This time of year, thankfulness is top of mind, and we pay extra attention to ways in which we can express our gratitude.
For some, gratitude manifests as an external act like telling someone you are grateful for them or doing something kind for someone. For others, gratitude is a state of mind, an opportunity to reflect inwards on the positive aspects of your life whether through journaling, meditation, volunteering or even prayer. No matter how you practice gratitude, there are big benefits in doing so - physically and mentally!
Gratitude boosts the immune system. Stress, as you know, is awful for the immune system as it lowers the immune response making it more susceptible to bodily threats. However, by practicing gratitude you lower your stress level and increase your mental well-being which supports your immune system and ultimately helps your body ward off illness.

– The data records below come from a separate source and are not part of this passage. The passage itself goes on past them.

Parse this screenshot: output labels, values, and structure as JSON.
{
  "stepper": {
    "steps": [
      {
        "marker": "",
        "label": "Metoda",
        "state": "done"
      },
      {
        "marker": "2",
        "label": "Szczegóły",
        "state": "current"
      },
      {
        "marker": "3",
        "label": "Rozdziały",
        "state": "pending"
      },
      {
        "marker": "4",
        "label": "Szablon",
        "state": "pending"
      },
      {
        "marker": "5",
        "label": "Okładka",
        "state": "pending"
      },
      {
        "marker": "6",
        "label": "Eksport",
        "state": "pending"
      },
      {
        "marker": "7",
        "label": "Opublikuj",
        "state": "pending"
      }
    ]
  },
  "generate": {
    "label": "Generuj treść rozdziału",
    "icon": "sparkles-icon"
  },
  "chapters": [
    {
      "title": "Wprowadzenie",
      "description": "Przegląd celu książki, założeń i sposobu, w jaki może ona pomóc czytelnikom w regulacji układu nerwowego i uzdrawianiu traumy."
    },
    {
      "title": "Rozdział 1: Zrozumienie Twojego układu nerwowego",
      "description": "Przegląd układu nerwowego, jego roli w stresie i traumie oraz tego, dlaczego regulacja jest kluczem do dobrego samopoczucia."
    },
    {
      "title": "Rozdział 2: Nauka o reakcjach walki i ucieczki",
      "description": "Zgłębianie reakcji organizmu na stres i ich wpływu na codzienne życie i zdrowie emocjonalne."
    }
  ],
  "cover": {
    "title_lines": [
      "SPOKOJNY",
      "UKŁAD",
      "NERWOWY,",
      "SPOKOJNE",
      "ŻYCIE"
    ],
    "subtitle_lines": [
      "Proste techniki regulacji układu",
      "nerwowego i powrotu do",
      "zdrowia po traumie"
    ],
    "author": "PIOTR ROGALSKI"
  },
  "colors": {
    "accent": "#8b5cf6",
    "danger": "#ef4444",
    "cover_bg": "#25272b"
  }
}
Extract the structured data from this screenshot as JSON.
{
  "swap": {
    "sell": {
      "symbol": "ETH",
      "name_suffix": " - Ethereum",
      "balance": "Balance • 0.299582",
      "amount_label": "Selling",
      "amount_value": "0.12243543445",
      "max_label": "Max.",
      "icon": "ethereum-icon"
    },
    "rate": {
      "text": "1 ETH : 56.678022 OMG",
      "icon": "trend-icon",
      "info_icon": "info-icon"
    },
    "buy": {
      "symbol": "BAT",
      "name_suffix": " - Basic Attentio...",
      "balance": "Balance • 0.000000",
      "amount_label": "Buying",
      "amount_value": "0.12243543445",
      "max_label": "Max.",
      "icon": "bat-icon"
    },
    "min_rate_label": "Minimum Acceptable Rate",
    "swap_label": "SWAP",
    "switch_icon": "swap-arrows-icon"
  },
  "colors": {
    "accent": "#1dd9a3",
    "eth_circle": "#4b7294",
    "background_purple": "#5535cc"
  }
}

Gratitude improves mental health. Regularly practicing gratitude can help with anxiety and depression and studies show that gratitude is linked to mood (remember that gut-brain connection?).
Gratitude increases optimism. Being optimistic has many health benefits including healthy aging. In fact, studies show that a daily gratitude practice helps you feel more positive about your present life and future.

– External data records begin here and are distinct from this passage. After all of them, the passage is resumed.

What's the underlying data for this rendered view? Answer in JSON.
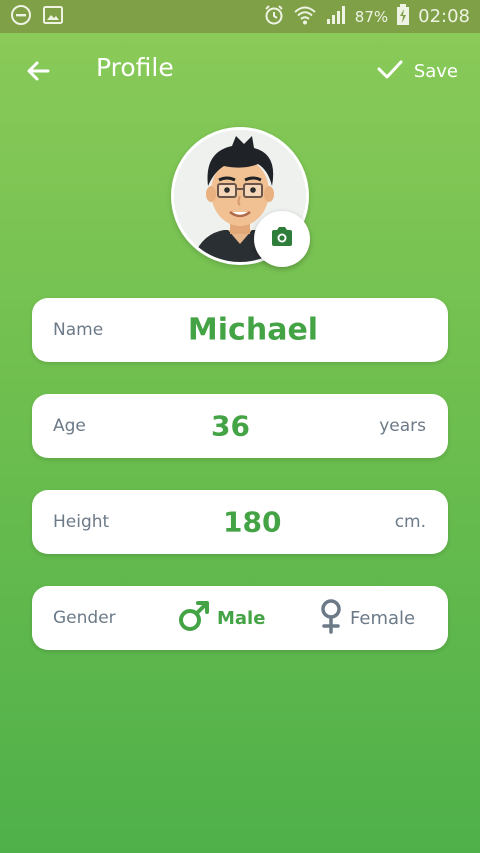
{
  "status_bar": {
    "battery": "87%",
    "time": "02:08",
    "icons": [
      "do-not-disturb-icon",
      "image-notification-icon",
      "alarm-icon",
      "wifi-icon",
      "signal-icon",
      "battery-charging-icon"
    ]
  },
  "header": {
    "title": "Profile",
    "save_label": "Save",
    "back_icon": "back-arrow-icon",
    "save_icon": "check-icon"
  },
  "profile": {
    "avatar": "cartoon-avatar",
    "camera_icon": "camera-icon",
    "name_label": "Name",
    "name_value": "Michael",
    "age_label": "Age",
    "age_value": "36",
    "age_unit": "years",
    "height_label": "Height",
    "height_value": "180",
    "height_unit": "cm.",
    "gender_label": "Gender",
    "gender_options": [
      {
        "label": "Male",
        "icon": "male-icon",
        "selected": true
      },
      {
        "label": "Female",
        "icon": "female-icon",
        "selected": false
      }
    ]
  },
  "colors": {
    "accent": "#43a345",
    "muted_text": "#6c7a88",
    "status_bar": "#7fa047"
  }
}
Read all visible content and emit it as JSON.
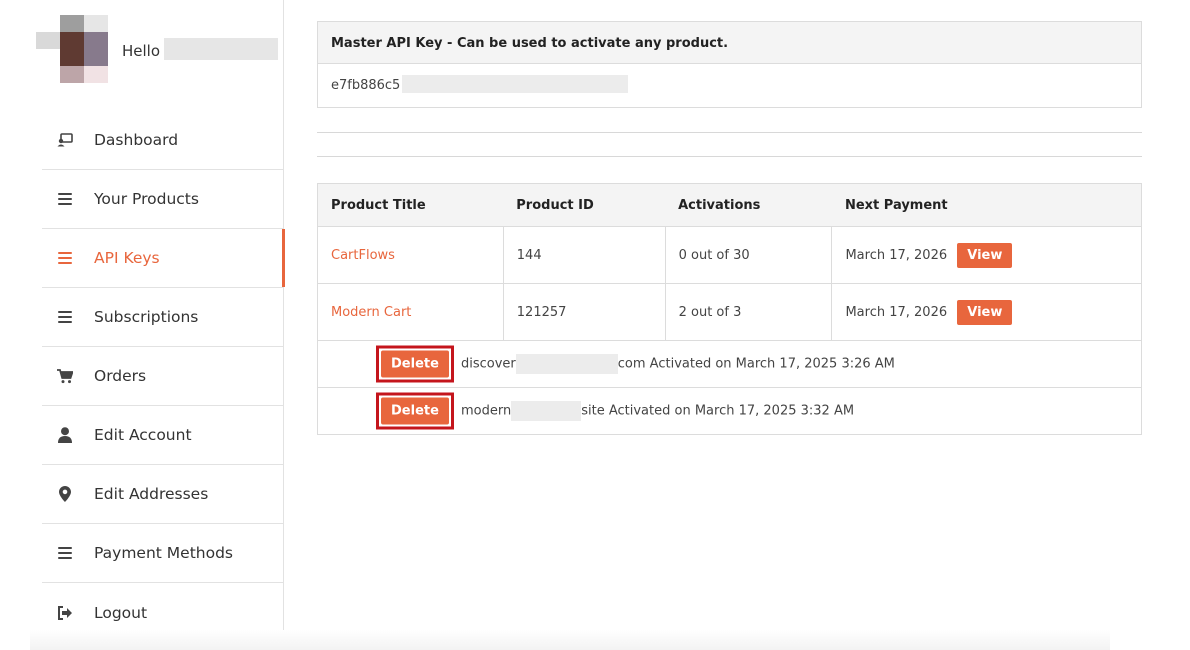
{
  "profile": {
    "greeting": "Hello"
  },
  "nav": {
    "items": [
      {
        "label": "Dashboard",
        "icon": "dashboard-icon"
      },
      {
        "label": "Your Products",
        "icon": "menu-bars-icon"
      },
      {
        "label": "API Keys",
        "icon": "menu-bars-icon",
        "active": true
      },
      {
        "label": "Subscriptions",
        "icon": "menu-bars-icon"
      },
      {
        "label": "Orders",
        "icon": "cart-icon"
      },
      {
        "label": "Edit Account",
        "icon": "user-icon"
      },
      {
        "label": "Edit Addresses",
        "icon": "location-pin-icon"
      },
      {
        "label": "Payment Methods",
        "icon": "menu-bars-icon"
      },
      {
        "label": "Logout",
        "icon": "logout-icon"
      }
    ]
  },
  "master_key": {
    "heading": "Master API Key - Can be used to activate any product.",
    "value_prefix": "e7fb886c5"
  },
  "table": {
    "headers": [
      "Product Title",
      "Product ID",
      "Activations",
      "Next Payment"
    ],
    "rows": [
      {
        "title": "CartFlows",
        "id": "144",
        "activations": "0 out of 30",
        "next_payment": "March 17, 2026",
        "action": "View"
      },
      {
        "title": "Modern Cart",
        "id": "121257",
        "activations": "2 out of 3",
        "next_payment": "March 17, 2026",
        "action": "View"
      }
    ],
    "activations": [
      {
        "button": "Delete",
        "site_prefix": "discover",
        "site_suffix": "com Activated on March 17, 2025 3:26 AM"
      },
      {
        "button": "Delete",
        "site_prefix": "modern",
        "site_suffix": "site Activated on March 17, 2025 3:32 AM"
      }
    ]
  },
  "colors": {
    "accent": "#e8663d",
    "highlight_border": "#c4151c"
  }
}
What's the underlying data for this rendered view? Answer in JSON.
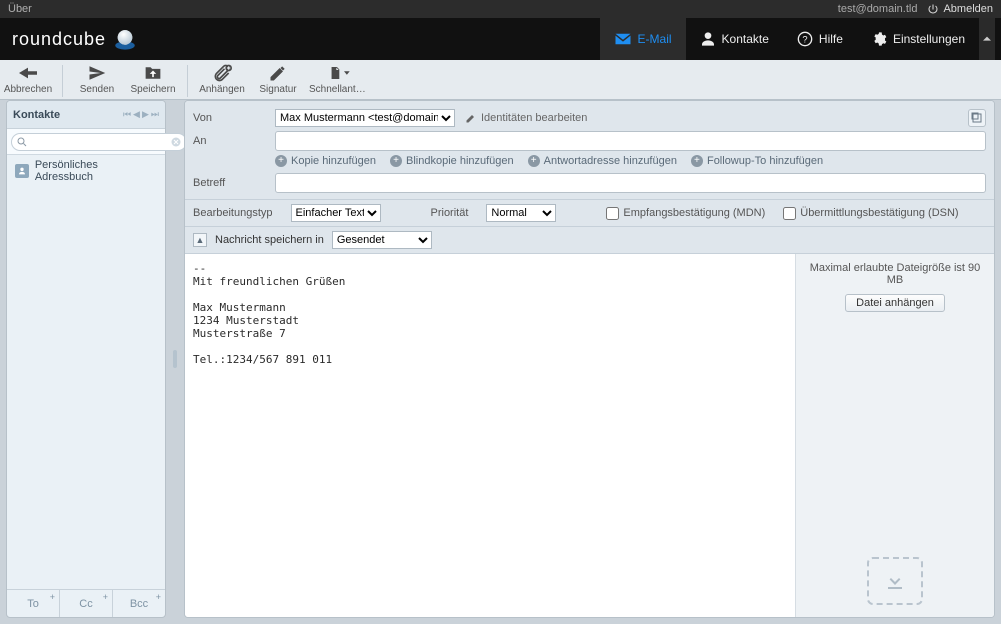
{
  "topbar": {
    "about": "Über",
    "user": "test@domain.tld",
    "logout": "Abmelden"
  },
  "brand": "roundcube",
  "nav": {
    "email": "E-Mail",
    "contacts": "Kontakte",
    "help": "Hilfe",
    "settings": "Einstellungen"
  },
  "toolbar": {
    "cancel": "Abbrechen",
    "send": "Senden",
    "save": "Speichern",
    "attach": "Anhängen",
    "signature": "Signatur",
    "responses": "Schnellantw..."
  },
  "sidebar": {
    "title": "Kontakte",
    "search_placeholder": "",
    "addressbook": "Persönliches Adressbuch",
    "foot": {
      "to": "To",
      "cc": "Cc",
      "bcc": "Bcc"
    }
  },
  "compose": {
    "labels": {
      "from": "Von",
      "to": "An",
      "subject": "Betreff",
      "editortype": "Bearbeitungstyp",
      "priority": "Priorität",
      "savein": "Nachricht speichern in"
    },
    "from_selected": "Max Mustermann <test@domain.tld>",
    "identities_edit": "Identitäten bearbeiten",
    "addlinks": {
      "cc": "Kopie hinzufügen",
      "bcc": "Blindkopie hinzufügen",
      "replyto": "Antwortadresse hinzufügen",
      "followup": "Followup-To hinzufügen"
    },
    "editortype_selected": "Einfacher Text",
    "priority_selected": "Normal",
    "mdn_label": "Empfangsbestätigung (MDN)",
    "dsn_label": "Übermittlungsbestätigung (DSN)",
    "savein_selected": "Gesendet",
    "body": "--\nMit freundlichen Grüßen\n\nMax Mustermann\n1234 Musterstadt\nMusterstraße 7\n\nTel.:1234/567 891 011",
    "attach": {
      "maxsize": "Maximal erlaubte Dateigröße ist 90 MB",
      "button": "Datei anhängen"
    }
  }
}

Gratitude improves relationships. When you are happy with yourself, you are a better friend and partner. Gratitude helps you form new relationships and strengthen those that exist.
Gratitude helps you sleep better. Studies show that more grateful people fall asleep more quickly, sleep longer and have better sleep quality. Those who don't get enough quality sleep are more prone to get sick after being exposed to a virus, such as the common cold. Good sleep is vital for your health.
Practicing gratitude may be more relevant during this season of giving, but at the end of the day it's good for you no matter what time of year. So, consider starting a daily gratitude practice today!